The legislation was drafted out of concern for relatives of those killed at the school, who might be traumatized by widespread distribution of grisly images if crime-scene photographs were released. Transparency advocates, however, have bristled at the breadth of the proposed bill.

“This legislation does not honor the victims of the Newtown shooting, and the tragedy should not be used as an excuse to close access to public documents, the release of which does not change the circumstances surrounding the Newtown massacre,” the letter states. “In fact, their release could debunk conspiracy theories  and provide lessons worth learning.”

The legislature could vote on the bill this week, though Albarado and Mozdzer Gill are asking for a delay until public hearings can be held.

The full text of their letter is below.

Download (PDF, 199KB)

‘Conspiracy Nuts’ Relish Sandy Hook Secrecy Bill

by Categorized: First Amendment, Law Enforcement, Legal Affairs, Media, Politics, Public Safety, Transparency/FOI Date:

It surely wasn’t their intention – and it’s clear they really don’t care what those on the fringe think – but a new bill developed by top state officials that would shield parts of the Sandy Hook investigation is proving to be a big hit with conspiracy theorists.

“The conspiracy nuts are going to love this,” a colleague had predicted the night details of the bill surfaced.

He was right. The legislation – drafted in secret and promoting secrecy – has unintentionally tickled the minds of those who feel buoyed by believing they’re in the know about some spectacularly massive government cover-up.

“In my estimation,” wrote a commenter on The New American website, “what they are trying to hide is that what happened at Sandy Hook (as well as at the shooting at the Batman movie not long before that) was a False Flag perpetuated by this administration for the purpose of furthering their on-going attacks upon our Constitutional freedoms and nothing less!!”

On the Courant’s site, a poster from Toronto asked: “Since when in the history of the world do they not publish a DEATH CERTIFICATE? I’ll tell you when… When the death certificate DOES NOT EXIST!”

And on infowars.com, the granddaddy of conspiracy sites, hundreds of comments have been posted in response to the legislation, with many posters knowingly shaking their heads at the obviousness of it all.

“Nice how criminals get to cover up their own crimes and tracks,” one wrote. “Fortunately internet investigators have enough proof of what may have happened that day. One thing is certain: everything around Sandy Hook is a lie, a cover-up or a deception.”

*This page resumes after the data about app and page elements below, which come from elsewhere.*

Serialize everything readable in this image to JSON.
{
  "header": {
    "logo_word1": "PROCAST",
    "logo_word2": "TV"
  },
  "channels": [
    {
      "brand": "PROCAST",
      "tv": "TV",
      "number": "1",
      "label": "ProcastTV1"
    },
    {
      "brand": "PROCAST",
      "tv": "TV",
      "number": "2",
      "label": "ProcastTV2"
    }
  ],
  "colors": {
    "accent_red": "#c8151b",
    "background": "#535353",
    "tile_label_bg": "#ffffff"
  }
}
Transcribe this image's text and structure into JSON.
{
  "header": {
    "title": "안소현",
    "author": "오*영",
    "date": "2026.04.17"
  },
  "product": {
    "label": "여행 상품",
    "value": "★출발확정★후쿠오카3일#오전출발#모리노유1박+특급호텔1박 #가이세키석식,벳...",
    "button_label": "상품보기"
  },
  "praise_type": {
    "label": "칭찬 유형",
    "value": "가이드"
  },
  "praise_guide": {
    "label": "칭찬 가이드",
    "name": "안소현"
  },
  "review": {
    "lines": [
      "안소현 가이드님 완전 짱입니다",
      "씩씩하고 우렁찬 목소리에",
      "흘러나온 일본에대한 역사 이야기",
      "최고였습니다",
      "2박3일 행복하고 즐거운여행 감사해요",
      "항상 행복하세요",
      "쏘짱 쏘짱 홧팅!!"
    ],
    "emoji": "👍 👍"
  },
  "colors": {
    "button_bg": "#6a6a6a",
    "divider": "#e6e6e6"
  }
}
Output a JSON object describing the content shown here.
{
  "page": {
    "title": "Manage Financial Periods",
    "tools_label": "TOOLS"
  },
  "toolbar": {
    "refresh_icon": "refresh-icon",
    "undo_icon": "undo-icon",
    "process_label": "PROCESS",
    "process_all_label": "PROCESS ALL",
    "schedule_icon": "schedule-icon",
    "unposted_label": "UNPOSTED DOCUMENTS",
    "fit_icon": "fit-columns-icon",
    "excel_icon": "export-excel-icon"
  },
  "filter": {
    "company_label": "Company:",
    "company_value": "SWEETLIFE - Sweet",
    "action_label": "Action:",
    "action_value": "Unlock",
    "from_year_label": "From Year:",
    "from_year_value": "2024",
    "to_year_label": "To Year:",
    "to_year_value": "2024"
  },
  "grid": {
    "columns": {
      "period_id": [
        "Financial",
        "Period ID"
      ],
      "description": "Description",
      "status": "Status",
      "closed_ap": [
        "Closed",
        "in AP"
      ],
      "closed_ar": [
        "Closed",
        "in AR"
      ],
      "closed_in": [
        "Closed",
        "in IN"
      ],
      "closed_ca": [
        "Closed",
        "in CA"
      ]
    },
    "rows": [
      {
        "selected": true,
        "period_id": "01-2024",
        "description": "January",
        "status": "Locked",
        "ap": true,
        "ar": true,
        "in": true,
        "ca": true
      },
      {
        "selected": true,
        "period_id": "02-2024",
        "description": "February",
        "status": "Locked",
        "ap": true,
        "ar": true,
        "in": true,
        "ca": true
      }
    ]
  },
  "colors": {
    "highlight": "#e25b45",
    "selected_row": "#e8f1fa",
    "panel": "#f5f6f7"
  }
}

Proponents of the legislation say they merely want to spare the relatives of  those killed at Sandy Hook the trauma that could come from having crime-scene photographs or other grisly details widely released. While typical media outlets refrain from publishing particularly disturbing images, proponents fear that the extraordinarily high profile of the Dec. 14 rampage would attract interest from others who would be willing to splash the images on the Internet.

As drafted, however, the bill goes beyond shielding images, and includes 911 recordings, police transmissions that describe the victims, and the death certificates issued for the 20 students and six educators killed at the school. The bill does not protect images or other records related to shooter Adam Lanza, who fatally shot himself in the school, or his mother, whom he also killed.

Transparency advocates have roundly criticized the proposal, particularly its extension to 911 recordings, which are often used to gauge law-enforcement response. The bill includes a provision for transcripts of such calls, though it is not clear if those transcripts could accurately reflect the tone and timing of the communications. Others question the fairness of legislation aimed at protecting the Sandy Hook families, but not the grieving relatives of other homicide victims.

Lawmakers are debating those points, and the bill might be amended if and when it comes up for a vote. In the meantime, those on the edge are relishing the fresh fodder.

“We already know they lied about assault rifles being used. That’s a proven fact,” one Huffington Post commenter confidently declared. “What are they covering up now?”